Hironaka was an obvious choice for Ghosn, with a strong record defending several tough, high-profile cases. His successes include defending a powerful MP fighting a financial scandal, a Japanese businessman accused of killing his wife, and a senior bureaucrat wrongfully accused of a crime.
Hironaka’s reputation as an “acquittal guarantor” made him a stand-out option for Ghosn in a country where almost every trial results in a guilty verdict.
The shake-up instantly changed the public perception of Ghosn’s defence, with Hironaka appearing several times before the foreign press to argue his client’s case and frequently chatting to reporters outside his office.
He had some tangible success as well, winning bail for his client that some saw as a controversial decision by persuading the court that Ghosn was not a flight risk – despite prosecutors’ protests.
However, Hironaka at times appeared hesitant in front of the media and sometimes seemed not to have a complete grasp of all the facts. The second main member of the legal team was Hiroshi Kawatsu. Much less in the public eye, Kawatsu was lead defence lawyer and it was he who signed documents calling for the case against Ghosn to be thrown out.
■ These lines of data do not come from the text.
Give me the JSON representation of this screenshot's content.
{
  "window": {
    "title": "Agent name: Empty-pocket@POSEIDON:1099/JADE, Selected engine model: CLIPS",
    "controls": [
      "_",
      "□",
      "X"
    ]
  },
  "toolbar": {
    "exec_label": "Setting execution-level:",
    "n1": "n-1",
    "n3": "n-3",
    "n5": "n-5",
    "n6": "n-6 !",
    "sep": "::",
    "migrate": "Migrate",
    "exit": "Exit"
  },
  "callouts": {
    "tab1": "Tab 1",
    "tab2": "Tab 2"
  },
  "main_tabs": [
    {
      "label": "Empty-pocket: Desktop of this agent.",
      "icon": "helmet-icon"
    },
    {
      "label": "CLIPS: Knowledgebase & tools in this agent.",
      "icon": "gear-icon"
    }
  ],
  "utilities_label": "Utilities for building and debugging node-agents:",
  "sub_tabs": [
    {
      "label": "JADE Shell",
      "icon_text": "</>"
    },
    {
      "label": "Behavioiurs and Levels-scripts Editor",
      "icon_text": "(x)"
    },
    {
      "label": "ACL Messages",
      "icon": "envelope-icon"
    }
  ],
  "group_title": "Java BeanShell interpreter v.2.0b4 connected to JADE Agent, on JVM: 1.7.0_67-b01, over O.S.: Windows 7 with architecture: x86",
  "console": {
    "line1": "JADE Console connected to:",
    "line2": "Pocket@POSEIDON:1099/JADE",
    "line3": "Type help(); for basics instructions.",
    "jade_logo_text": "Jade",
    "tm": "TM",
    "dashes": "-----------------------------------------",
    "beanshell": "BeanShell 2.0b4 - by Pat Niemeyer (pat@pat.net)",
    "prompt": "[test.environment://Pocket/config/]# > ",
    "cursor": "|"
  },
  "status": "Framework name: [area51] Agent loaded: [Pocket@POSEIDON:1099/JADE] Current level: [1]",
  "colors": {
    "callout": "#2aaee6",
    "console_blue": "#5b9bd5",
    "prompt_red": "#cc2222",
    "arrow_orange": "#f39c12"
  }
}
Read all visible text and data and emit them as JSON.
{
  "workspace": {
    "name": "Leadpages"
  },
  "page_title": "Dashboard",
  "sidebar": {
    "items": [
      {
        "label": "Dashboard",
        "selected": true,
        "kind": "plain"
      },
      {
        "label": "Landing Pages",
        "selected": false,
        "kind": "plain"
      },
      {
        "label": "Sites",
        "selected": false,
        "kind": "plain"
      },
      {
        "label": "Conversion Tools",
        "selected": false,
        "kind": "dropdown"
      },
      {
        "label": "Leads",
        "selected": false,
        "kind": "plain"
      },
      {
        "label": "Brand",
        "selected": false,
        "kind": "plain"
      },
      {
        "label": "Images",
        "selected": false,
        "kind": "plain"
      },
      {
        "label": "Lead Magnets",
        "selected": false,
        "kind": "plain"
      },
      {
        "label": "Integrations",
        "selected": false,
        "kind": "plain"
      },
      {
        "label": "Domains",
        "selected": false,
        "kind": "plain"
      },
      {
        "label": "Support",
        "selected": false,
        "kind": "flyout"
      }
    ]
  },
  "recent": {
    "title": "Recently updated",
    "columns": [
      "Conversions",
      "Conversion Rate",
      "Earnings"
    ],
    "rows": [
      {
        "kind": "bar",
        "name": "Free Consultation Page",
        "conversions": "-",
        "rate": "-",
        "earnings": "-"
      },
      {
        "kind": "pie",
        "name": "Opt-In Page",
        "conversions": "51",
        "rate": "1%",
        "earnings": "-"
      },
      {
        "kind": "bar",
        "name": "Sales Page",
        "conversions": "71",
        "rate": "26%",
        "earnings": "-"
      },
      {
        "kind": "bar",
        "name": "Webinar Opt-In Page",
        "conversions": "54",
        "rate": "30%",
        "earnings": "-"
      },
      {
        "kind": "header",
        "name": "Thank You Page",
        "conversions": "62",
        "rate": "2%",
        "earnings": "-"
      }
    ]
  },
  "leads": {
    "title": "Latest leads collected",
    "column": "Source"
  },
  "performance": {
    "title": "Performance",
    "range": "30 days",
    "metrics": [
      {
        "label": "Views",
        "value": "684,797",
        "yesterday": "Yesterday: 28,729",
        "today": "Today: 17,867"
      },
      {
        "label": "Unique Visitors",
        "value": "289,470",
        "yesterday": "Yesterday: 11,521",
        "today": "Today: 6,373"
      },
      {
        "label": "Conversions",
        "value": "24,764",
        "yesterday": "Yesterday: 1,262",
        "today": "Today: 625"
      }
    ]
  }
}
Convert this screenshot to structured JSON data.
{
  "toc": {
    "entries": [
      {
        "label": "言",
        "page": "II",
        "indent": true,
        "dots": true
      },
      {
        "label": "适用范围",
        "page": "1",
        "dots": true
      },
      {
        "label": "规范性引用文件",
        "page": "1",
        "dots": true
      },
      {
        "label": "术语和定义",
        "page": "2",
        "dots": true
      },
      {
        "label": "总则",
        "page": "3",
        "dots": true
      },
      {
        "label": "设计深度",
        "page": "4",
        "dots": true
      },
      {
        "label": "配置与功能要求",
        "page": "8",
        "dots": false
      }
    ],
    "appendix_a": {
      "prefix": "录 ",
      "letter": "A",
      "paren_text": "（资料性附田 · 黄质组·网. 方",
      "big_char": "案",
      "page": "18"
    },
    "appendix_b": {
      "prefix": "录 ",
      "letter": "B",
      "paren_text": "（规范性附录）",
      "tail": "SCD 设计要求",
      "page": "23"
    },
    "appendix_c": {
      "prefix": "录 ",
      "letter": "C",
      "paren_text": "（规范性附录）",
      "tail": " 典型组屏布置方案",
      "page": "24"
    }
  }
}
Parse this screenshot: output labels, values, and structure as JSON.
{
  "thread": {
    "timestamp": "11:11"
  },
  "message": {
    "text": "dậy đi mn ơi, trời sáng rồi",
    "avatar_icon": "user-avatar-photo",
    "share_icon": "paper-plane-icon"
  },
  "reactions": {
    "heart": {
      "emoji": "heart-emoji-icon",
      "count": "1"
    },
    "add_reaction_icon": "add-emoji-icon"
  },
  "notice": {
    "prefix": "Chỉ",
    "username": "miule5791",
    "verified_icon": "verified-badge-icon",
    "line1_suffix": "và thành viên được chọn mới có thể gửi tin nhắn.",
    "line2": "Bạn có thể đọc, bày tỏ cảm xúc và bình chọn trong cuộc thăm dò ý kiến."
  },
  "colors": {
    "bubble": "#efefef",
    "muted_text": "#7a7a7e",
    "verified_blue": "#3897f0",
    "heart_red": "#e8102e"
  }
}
A source close to Ghosn – who is expected to give a press conference on his escape today – said it was partly frustration over the pace and method of his defence that led him to risk the audacious escape. “He was perplexed by the way he was being defended. He was worried that the trial and the follow-up would take years. You have to remember that he’s already 65,” the source told AFP on condition of anonymity.
The third man in the legal dream trio, Takashi Takano, said Ghosn had become increasingly frustrated by what he saw as prosecutors’ attempts to slow progress towards a trial – that was expected to take place in spring at the earliest.
Takano said in a personal blog post that he had told Ghosn the evidence against him was thin and sought to reassure him that his legal team between them had won many acquittals in white-collar crime cases. Hironaka and Takano both indicated that being banned from talking to his wife Carole was especially tough for Ghosn and the fact there was no prospect of a change in his conditions may have motivated his flight.
In any case, the sudden escape of a client the defence team had insisted could not possibly leave Japan is a major embarrassment for some of the country’s top lawyers, said Nobuo Gohara, a former elite prosecutor who now runs his own private practice.
“The defence team have completely lost face. They promised he would stay in Japan as a condition of his bail.
“The defence lawyers kept his passports as a bail condition. But he still fled overseas,” Gohara told AFP. Five days after Ghosn vanished, Hironaka announced the legal team had agreed to disband but were still hoping to contact their client.”I think we would have to resign eventually but regarding the timing and other stuff, we’ll probably decide after confirming his (Ghosn’s) intention,” Hironaka told reporters.